Each year, St. Francis House recognizes the outstanding work of one staff member with the Tim Bulla Spirit of St. Francis Award. The award was created in 2018 in honor of 25 years of service by former St. Francis House Associate Director of Clinical Services, Tim Bulla, who was known for his exceptional compassion and dedicated service throughout every aspect of his work.
Employees nominate a colleague who has, “consistently treated others with respect and dignity, demonstrated intentional acts of compassion, serves with humility and has an unwavering commitment to social justice.”
This year, St. Francis House staff awarded the honor to Fabiana Videla, our incredible Guest Services Manager. Fabi serves the St. Francis House guests with humility. When asked to share a story about a time she was able to help someone through her work, she refused, saying, “I’d rather share a story about a time someone helped me.” Fabi says she believes the good of St. Francis House comes from the whole community, rather than any one person.
Those who nominated Fabi for the award praised her hard work and genuine care for the guests and staff of St. Francis House saying…
“I see her run around the building all day long. Her name is called 10-25 times a day on the radio, and she still smiles. I’m not sure how she does it, but she does. We are blessed to have her as part of the St. Francis House Team.”
“She treats everyone with great respect. She leads with an example. Very thoughtful and caring.”
And, simply, “She’s just the best!”
After she received her well-deserved award, we spoke with Fabi, who reflected on her work and the significance of the acknowledgement.
How long have you worked at St. Francis House?
I started volunteering in the kitchen at St. Francis House in May, 2012. I volunteered for four years or so, about three times a week. I was already convinced I was an employee.
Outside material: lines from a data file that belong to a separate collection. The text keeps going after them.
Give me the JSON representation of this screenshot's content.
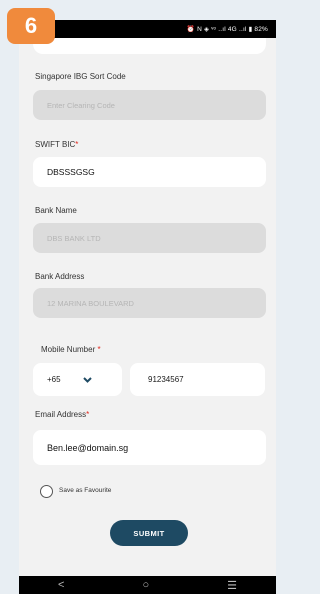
{
  "step_badge": "6",
  "status_bar": {
    "text": "⏰ N ◈ ᵛᵒ ..ıl 4G ..ıl ▮ 82%"
  },
  "form": {
    "ibg_label": "Singapore IBG Sort Code",
    "ibg_placeholder": "Enter Clearing Code",
    "swift_label": "SWIFT BIC",
    "swift_required": "*",
    "swift_value": "DBSSSGSG",
    "bank_name_label": "Bank Name",
    "bank_name_value": "DBS BANK LTD",
    "bank_address_label": "Bank Address",
    "bank_address_value": "12 MARINA BOULEVARD",
    "mobile_label": "Mobile Number",
    "mobile_required": "*",
    "mobile_code": "+65",
    "mobile_value": "91234567",
    "email_label": "Email Address",
    "email_required": "*",
    "email_value": "Ben.lee@domain.sg",
    "favourite_label": "Save as Favourite",
    "submit_label": "SUBMIT"
  },
  "nav": {
    "back": "<",
    "home": "○",
    "recents": "☰"
  },
  "colors": {
    "accent": "#1e4a63",
    "badge": "#f08a3c",
    "required": "#e1261c",
    "disabled_field": "#dcdcdc"
  }
}
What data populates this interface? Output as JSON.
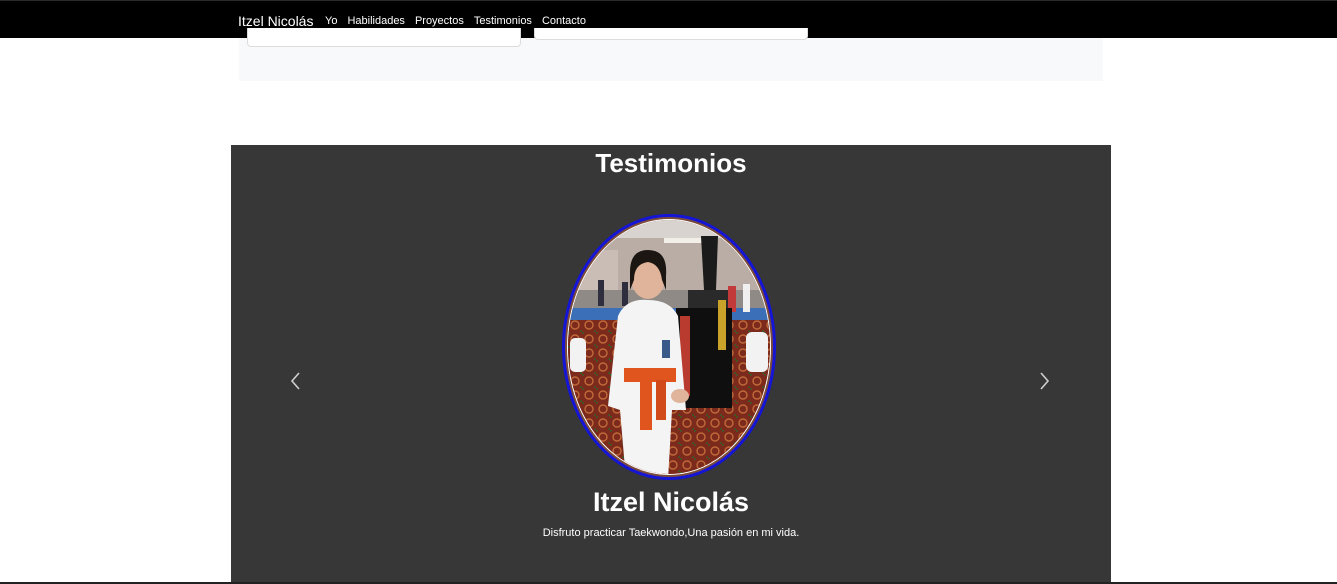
{
  "navbar": {
    "brand": "Itzel Nicolás",
    "links": [
      "Yo",
      "Habilidades",
      "Proyectos",
      "Testimonios",
      "Contacto"
    ]
  },
  "testimonials": {
    "title": "Testimonios",
    "items": [
      {
        "name": "Itzel Nicolás",
        "quote": "Disfruto practicar Taekwondo,Una pasión en mi vida.",
        "photo_icon": "person-photo"
      }
    ],
    "controls": {
      "prev_icon": "chevron-left-icon",
      "next_icon": "chevron-right-icon"
    }
  },
  "colors": {
    "navbar_bg": "#000000",
    "section_bg": "#373737",
    "prev_section_bg": "#f8f9fa",
    "photo_border": "#1515d6"
  }
}
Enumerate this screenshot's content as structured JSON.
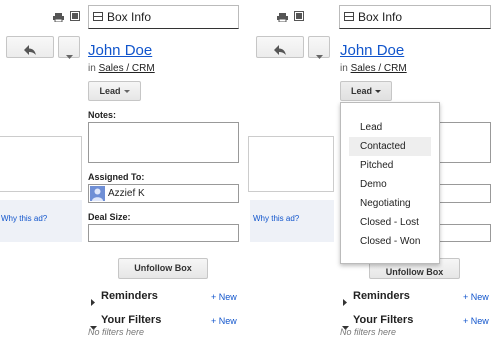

I remember telling Seth, “Hey Seth, I’m going to Argentina for a vacation if that’s ok,” and he would say, “Go! You are a volunteer!”
In March 2016, there was an opening for Day Shelter Coordinator on the third floor and I took it. Now, I have been the Guest Services Manager for about a year.
Could you describe your work at St. Francis House?
There are several groups working on my team: the Guest Engagement Liaisons, the clothing program, the Resource Center where guests can access showers, computers, and phones, the Margaret Stewart Lindsay Art Studio where we do art therapy, and the SNAP program, which is the food stamps program. My job is very fast paced, with a lot of problem solving, supervision for the staff, engagement with the guests, and tons of communication with other departments, donors, and volunteers.
What does the Tim Bulla spirit of St. Francis Award mean to you?
It means a lot to me because I was lucky to work very closely to Tim Bulla for several years.
Tim was the most patient, dedicated, and humble individual you could think of. I still find myself remembering him, when confronted with a difficult decision, and asking myself what Tim would do.
What motivates you to go above and beyond in your work?
St. Francis House as a community.
I found here not just a job that I love, but also a group of people that are my friends and my family away from my friends and family in Argentina.
I feel at home here. That’s why I try to do my best every day, like I would at home.
Do you have a story you might be able to share about the time you were able to help someone in your work?
I’d rather share a story about a time when someone helped me.
I was by myself at my desk on the third floor with several people waiting in there. That area was always full of people waiting to be seen for appointments with case managers and clinicians.
There was a very agitated guest in the waiting area who started coming towards me, and another guest named Brian was also waiting. Brian was always quiet, but he stood right up and said “Are you okay? Do you need anything?” and helped calm the other guest down.
Brian gave me a hug and went back to his chair to wait for his appointment.
I think of it, and I get emotional.
When he did that for me, I realized that I was part of a strong community, and he was helping me without being asked to. That is very meaningful to me. It should not always be about what we do for others, but also about recognizing what others do for us, and how we depend on others. Both matter and are the essence of the social fabric.
Brian and I still hug when we see each other around.
What kind of impact do you hope to have for the guests and the staff at St. Francis House and beyond?
I believe in in the small gestures, in the little things that are done persistently: smiling back or lending an ear for listening, putting extra food on the plate, taking a minute to bring one more option to the clothing counter, showing up every day to work, saying good morning early when everybody’s still waiting outside.
With these things that we can all easily do, we may not change the course of someone’s life 180 degrees, but I am convinced that if we can improve someone’s day by only one degree, we have already changed the direction in a significant way. Maybe a simple kind answer from staff this morning will mean that a guest will decide to take a shower and go to detox later that day.
I believe in those little, meaningful things.